medically acceptable clinical and laboratory diagnostic
techniques.” 42 U.S.C. §§ 423(d)(3),
determine whether a claimant is disabled, the Social Security
Regulations (Regulations) prescribe “a five-step,
sequential evaluation process.” Carter v.
Comm'r of Soc. Sec., 726 Fed.Appx. 737, 739 (11th
Cir. 2018) (citing 20 C.F.R. § 404.1520(a)(4)); see
also 20 C.F.R. § 416.920(a)(4). Under this
process, an ALJ must determine whether the claimant: (1) is
performing substantial gainful activity; (2) has a severe
impairment; (3) has a severe impairment that meets or equals
an impairment specifically listed in 20 C.F.R. Part 404,
Subpart P, Appendix 1; (4) has the RFC to perform past
relevant work; and (5) can perform other work in the national
economy given her RFC, age, education, and work experience.
Carter, 726 Fed.Appx. at 739 (citing Phillips v.
Barnhart, 357 F.3d 1232, 1237 (11th Cir. 2004); 20
C.F.R. §§ 404.1520(a)(4), 416.920(a)(4)). While the
claimant has the burden of proof through step four, the
burden temporarily shifts to the Commissioner at step five.
Sampson v. Comm'r of Soc. Sec., 694 Fed.Appx.
727, 734 (11th Cir. 2017) (citing Jones v. Apfel,
190 F.3d 1224, 1228 (11th Cir. 1999)). If the Commissioner
carries that burden, the claimant must then prove that she
cannot perform the work identified by the Commissioner.
Id. In the end, “the overall burden of
demonstrating the existence of a disability . . . rests with
the claimant.” Washington v. Comm'r of Soc.
Sec., 906 F.3d 1353, 1359 (11th Cir. 2018) (quoting

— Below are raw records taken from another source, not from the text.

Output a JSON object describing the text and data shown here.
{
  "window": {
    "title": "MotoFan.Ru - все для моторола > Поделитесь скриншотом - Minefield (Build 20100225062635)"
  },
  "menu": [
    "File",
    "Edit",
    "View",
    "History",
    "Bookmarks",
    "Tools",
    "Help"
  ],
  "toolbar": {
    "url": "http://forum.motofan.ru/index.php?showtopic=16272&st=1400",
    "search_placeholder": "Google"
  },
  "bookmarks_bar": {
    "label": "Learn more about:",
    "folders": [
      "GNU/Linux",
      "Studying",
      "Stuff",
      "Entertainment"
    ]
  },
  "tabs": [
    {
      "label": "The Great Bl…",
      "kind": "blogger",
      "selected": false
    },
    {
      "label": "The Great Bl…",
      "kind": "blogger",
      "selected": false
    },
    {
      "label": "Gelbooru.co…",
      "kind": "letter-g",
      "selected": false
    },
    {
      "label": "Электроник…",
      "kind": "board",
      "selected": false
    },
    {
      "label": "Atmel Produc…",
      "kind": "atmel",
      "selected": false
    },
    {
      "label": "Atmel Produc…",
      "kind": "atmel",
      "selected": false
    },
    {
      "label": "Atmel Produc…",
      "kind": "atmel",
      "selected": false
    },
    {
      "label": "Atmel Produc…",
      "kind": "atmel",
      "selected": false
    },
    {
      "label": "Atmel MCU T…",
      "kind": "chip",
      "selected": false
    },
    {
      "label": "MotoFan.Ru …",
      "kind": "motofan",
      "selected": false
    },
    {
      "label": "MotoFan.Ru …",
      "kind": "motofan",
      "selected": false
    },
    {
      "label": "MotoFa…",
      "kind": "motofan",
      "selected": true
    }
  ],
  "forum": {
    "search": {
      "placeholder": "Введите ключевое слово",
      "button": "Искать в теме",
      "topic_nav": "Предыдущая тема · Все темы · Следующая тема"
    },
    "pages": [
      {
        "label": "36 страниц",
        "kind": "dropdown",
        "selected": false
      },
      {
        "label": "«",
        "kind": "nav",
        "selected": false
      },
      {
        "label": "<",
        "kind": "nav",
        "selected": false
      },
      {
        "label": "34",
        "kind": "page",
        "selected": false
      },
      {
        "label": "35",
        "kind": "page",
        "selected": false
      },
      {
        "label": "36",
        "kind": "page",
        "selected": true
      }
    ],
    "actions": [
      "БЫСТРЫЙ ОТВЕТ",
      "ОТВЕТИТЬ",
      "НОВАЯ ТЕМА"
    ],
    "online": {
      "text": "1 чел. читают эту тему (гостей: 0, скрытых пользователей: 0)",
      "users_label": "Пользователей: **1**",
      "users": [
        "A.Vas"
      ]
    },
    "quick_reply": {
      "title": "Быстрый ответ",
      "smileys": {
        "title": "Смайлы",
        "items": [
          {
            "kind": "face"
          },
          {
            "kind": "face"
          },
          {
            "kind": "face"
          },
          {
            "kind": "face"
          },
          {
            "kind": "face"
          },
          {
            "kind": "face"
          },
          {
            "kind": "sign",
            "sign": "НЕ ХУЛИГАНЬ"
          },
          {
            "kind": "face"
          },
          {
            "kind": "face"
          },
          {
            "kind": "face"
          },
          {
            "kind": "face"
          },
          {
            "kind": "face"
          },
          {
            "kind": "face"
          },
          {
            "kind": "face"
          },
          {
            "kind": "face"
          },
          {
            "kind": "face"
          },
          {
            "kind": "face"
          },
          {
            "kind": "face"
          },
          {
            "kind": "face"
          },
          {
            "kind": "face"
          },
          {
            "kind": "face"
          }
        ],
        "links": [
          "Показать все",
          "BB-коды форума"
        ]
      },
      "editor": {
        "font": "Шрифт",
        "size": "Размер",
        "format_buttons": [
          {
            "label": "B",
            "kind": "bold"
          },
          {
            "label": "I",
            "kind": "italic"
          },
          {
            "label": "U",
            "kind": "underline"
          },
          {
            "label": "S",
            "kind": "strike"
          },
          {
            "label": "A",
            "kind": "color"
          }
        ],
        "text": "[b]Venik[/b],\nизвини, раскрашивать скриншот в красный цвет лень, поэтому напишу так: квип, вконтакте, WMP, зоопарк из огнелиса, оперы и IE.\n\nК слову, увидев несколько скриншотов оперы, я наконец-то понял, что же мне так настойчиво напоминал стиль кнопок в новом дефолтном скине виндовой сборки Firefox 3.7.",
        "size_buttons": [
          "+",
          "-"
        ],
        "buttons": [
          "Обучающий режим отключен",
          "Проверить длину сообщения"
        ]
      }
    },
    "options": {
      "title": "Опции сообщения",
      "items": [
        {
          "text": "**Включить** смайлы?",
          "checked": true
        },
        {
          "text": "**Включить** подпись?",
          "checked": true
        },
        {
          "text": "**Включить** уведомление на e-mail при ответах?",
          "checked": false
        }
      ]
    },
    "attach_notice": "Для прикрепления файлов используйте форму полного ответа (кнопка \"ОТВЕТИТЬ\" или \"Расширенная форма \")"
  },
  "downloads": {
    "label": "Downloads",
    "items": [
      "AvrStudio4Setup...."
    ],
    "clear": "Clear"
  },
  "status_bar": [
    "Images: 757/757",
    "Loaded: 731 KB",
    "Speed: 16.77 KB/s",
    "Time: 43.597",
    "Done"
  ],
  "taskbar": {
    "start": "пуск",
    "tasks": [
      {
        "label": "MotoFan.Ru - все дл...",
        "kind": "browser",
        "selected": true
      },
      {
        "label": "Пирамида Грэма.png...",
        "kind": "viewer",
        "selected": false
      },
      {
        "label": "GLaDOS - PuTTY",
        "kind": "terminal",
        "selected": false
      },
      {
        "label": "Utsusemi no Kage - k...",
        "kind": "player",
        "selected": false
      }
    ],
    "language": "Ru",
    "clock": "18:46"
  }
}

Doughty v. Apfel, 245 F.3d 1274, 1280 (11th Cir.
claimant is dissatisfied with an ALJ's decision, she may
request that the Appeals Council review the action. 20 C.F.R.
§§ 404.967, 416.1467. If the Appeals Council grants
review, it may then affirm, modify, or reverse the ALJ's
decision and remand the matter back to the ALJ. 20 C.F.R.
§§ 404.970, 404.979, 404.981. In doing so, the
Appeals Council must engage in a de novo evaluation
of the record evidence, including any new and material
evidence submitted to it that relates to the date on or
before the ALJ's decision. 20 C.F.R. §§
404.976, 404.979. The Appeals Council's decision is
binding unless it subsequently elects to revise it, and it is
subject to judicial review in federal court as the final
decision of the Commissioner. 20 C.F.R. §§ 404.981,
404.984; Ingram v. Comm'r of Soc. Sec. Admin.,
496 F.3d 1253, 1261 (11th Cir. 2007).
review is limited to determining whether the
Commissioner's decision is supported by substantial
evidence and whether he applied the correct legal standards.
See 42 U.S.C. § 405(g); Hargress v. Soc.
Sec. Admin., Comm'r, 883 F.3d 1302, 1305
n.2 (11th Cir. 2018) (citation omitted). “Substantial
evidence is more than a scintilla and is such relevant
evidence as a reasonable person would accept as adequate to
support a conclusion.” Hargress, 883 F.3d at
1305 n.2 (quoting Crawford v. Comm'r of Soc.
Sec., 363 F.3d 1155, 1158 (11th Cir. 2004)). In
evaluating whether substantial evidence supports the
Commissioner's decision, the Court “may not decide
the facts anew, make credibility determinations, or re-weigh
the evidence.” Carter, 726 Fed.Appx. at 739
(citing Moore v. Barnhart, 405 F.3d 1208, 1211 (11th
Cir. 2005)). While the ...